▼▼▼

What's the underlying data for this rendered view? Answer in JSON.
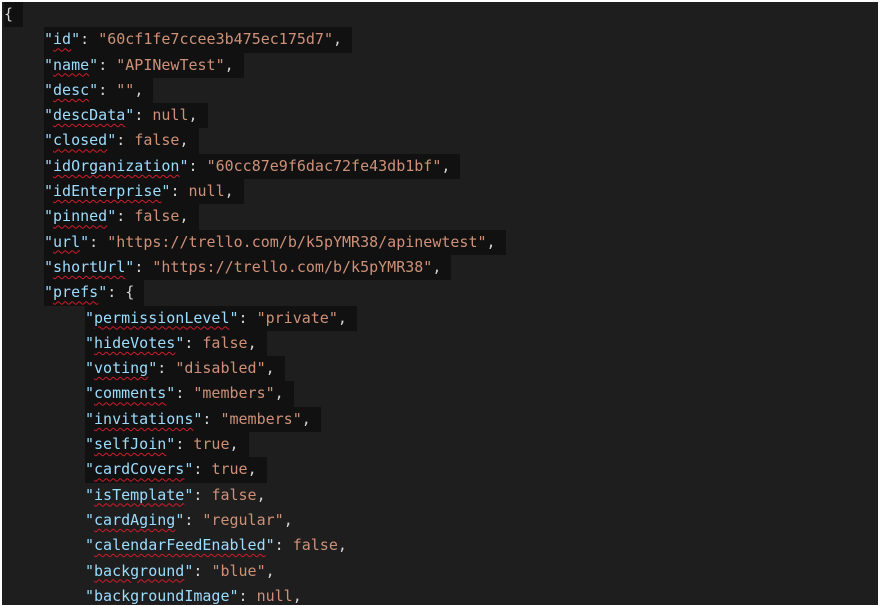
{
  "editor": {
    "open_brace": "{",
    "lines": [
      {
        "key": "id",
        "value": "\"60cf1fe7ccee3b475ec175d7\"",
        "kind": "str",
        "indent": 1
      },
      {
        "key": "name",
        "value": "\"APINewTest\"",
        "kind": "str",
        "indent": 1
      },
      {
        "key": "desc",
        "value": "\"\"",
        "kind": "str",
        "indent": 1
      },
      {
        "key": "descData",
        "value": "null",
        "kind": "lit",
        "indent": 1
      },
      {
        "key": "closed",
        "value": "false",
        "kind": "lit",
        "indent": 1
      },
      {
        "key": "idOrganization",
        "value": "\"60cc87e9f6dac72fe43db1bf\"",
        "kind": "str",
        "indent": 1
      },
      {
        "key": "idEnterprise",
        "value": "null",
        "kind": "lit",
        "indent": 1
      },
      {
        "key": "pinned",
        "value": "false",
        "kind": "lit",
        "indent": 1
      },
      {
        "key": "url",
        "value": "\"https://trello.com/b/k5pYMR38/apinewtest\"",
        "kind": "str",
        "indent": 1
      },
      {
        "key": "shortUrl",
        "value": "\"https://trello.com/b/k5pYMR38\"",
        "kind": "str",
        "indent": 1
      },
      {
        "key": "prefs",
        "value": "{",
        "kind": "brace",
        "indent": 1,
        "no_comma": true
      },
      {
        "key": "permissionLevel",
        "value": "\"private\"",
        "kind": "str",
        "indent": 2
      },
      {
        "key": "hideVotes",
        "value": "false",
        "kind": "lit",
        "indent": 2
      },
      {
        "key": "voting",
        "value": "\"disabled\"",
        "kind": "str",
        "indent": 2
      },
      {
        "key": "comments",
        "value": "\"members\"",
        "kind": "str",
        "indent": 2
      },
      {
        "key": "invitations",
        "value": "\"members\"",
        "kind": "str",
        "indent": 2
      },
      {
        "key": "selfJoin",
        "value": "true",
        "kind": "lit",
        "indent": 2
      },
      {
        "key": "cardCovers",
        "value": "true",
        "kind": "lit",
        "indent": 2
      },
      {
        "key": "isTemplate",
        "value": "false",
        "kind": "lit",
        "indent": 2
      },
      {
        "key": "cardAging",
        "value": "\"regular\"",
        "kind": "str",
        "indent": 2
      },
      {
        "key": "calendarFeedEnabled",
        "value": "false",
        "kind": "lit",
        "indent": 2
      },
      {
        "key": "background",
        "value": "\"blue\"",
        "kind": "str",
        "indent": 2
      },
      {
        "key": "backgroundImage",
        "value": "null",
        "kind": "lit",
        "indent": 2
      }
    ]
  },
  "colors": {
    "background": "#1e1e1e",
    "key": "#9cdcfe",
    "string": "#ce9178",
    "punctuation": "#d4d4d4",
    "squiggle": "#d11a2a"
  }
}
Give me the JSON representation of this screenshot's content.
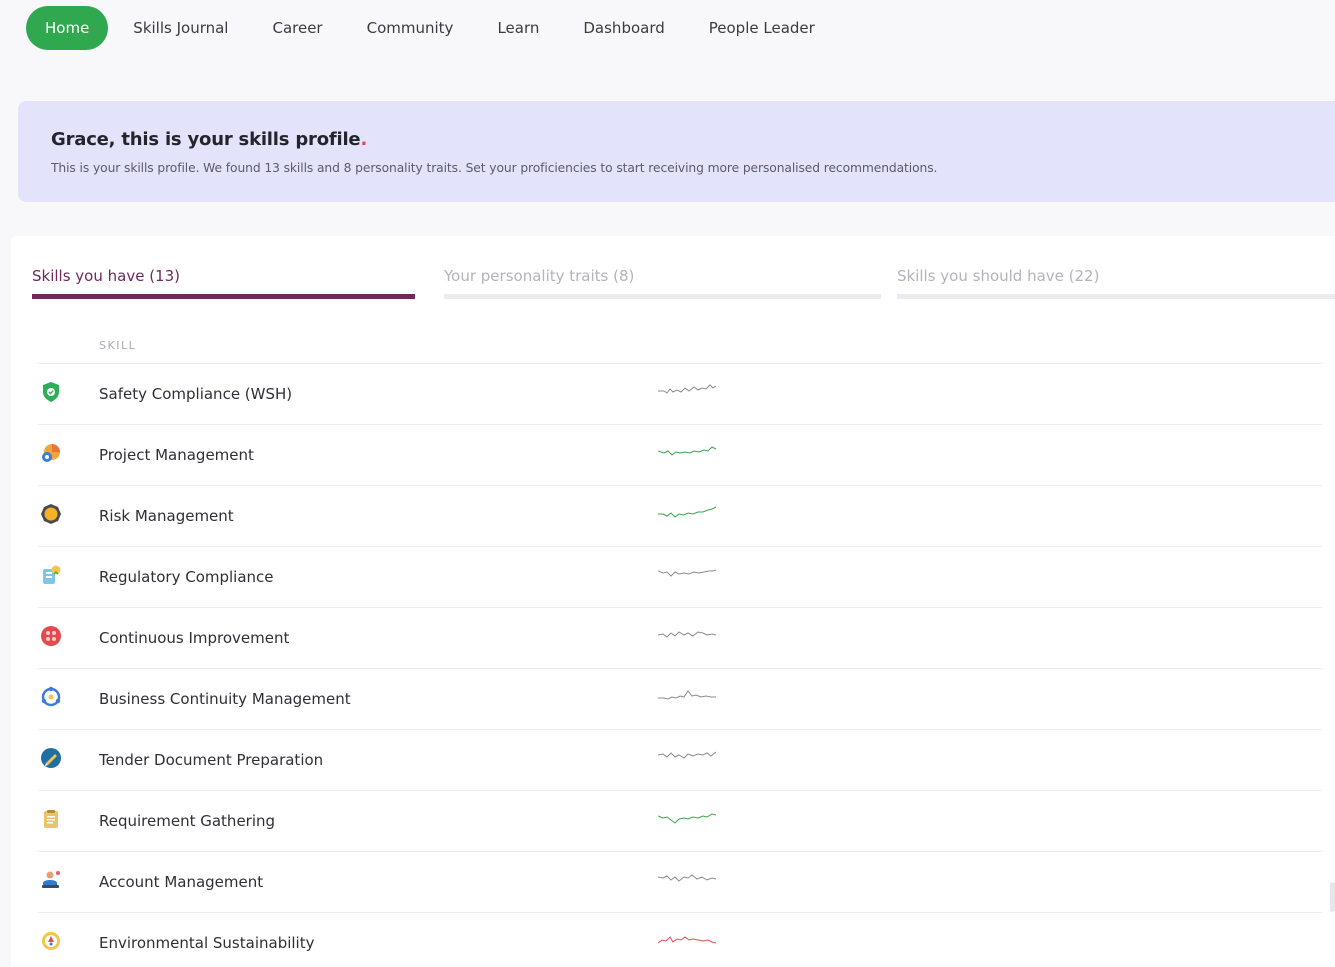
{
  "nav": {
    "items": [
      {
        "label": "Home",
        "active": true
      },
      {
        "label": "Skills Journal"
      },
      {
        "label": "Career"
      },
      {
        "label": "Community"
      },
      {
        "label": "Learn"
      },
      {
        "label": "Dashboard"
      },
      {
        "label": "People Leader"
      }
    ]
  },
  "banner": {
    "title": "Grace, this is your skills profile",
    "title_dot": ".",
    "subtitle": "This is your skills profile. We found 13 skills and 8 personality traits. Set your proficiencies to start receiving more personalised recommendations."
  },
  "tabs": [
    {
      "label": "Skills you have (13)",
      "active": true
    },
    {
      "label": "Your personality traits (8)"
    },
    {
      "label": "Skills you should have (22)"
    }
  ],
  "table": {
    "header": "SKILL",
    "rows": [
      {
        "label": "Safety Compliance (WSH)",
        "icon": "shield-icon",
        "trend": "gray"
      },
      {
        "label": "Project Management",
        "icon": "project-icon",
        "trend": "green"
      },
      {
        "label": "Risk Management",
        "icon": "risk-icon",
        "trend": "green"
      },
      {
        "label": "Regulatory Compliance",
        "icon": "compliance-icon",
        "trend": "gray"
      },
      {
        "label": "Continuous Improvement",
        "icon": "improvement-icon",
        "trend": "gray"
      },
      {
        "label": "Business Continuity Management",
        "icon": "continuity-icon",
        "trend": "gray"
      },
      {
        "label": "Tender Document Preparation",
        "icon": "tender-icon",
        "trend": "gray"
      },
      {
        "label": "Requirement Gathering",
        "icon": "clipboard-icon",
        "trend": "green"
      },
      {
        "label": "Account Management",
        "icon": "account-icon",
        "trend": "gray"
      },
      {
        "label": "Environmental Sustainability",
        "icon": "sustainability-icon",
        "trend": "red"
      }
    ]
  },
  "colors": {
    "accent_green": "#2fa84f",
    "tab_active": "#6e2a5e",
    "banner_bg": "#e3e3fb",
    "trend_green": "#3aa54a",
    "trend_gray": "#8a8a94",
    "trend_red": "#d9534f"
  }
}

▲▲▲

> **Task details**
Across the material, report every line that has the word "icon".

> **Answer section**
        "icon": "shield-icon",
        "icon": "project-icon",
        "icon": "risk-icon",
        "icon": "compliance-icon",
        "icon": "improvement-icon",
        "icon": "continuity-icon",
        "icon": "tender-icon",
        "icon": "clipboard-icon",
        "icon": "account-icon",
        "icon": "sustainability-icon",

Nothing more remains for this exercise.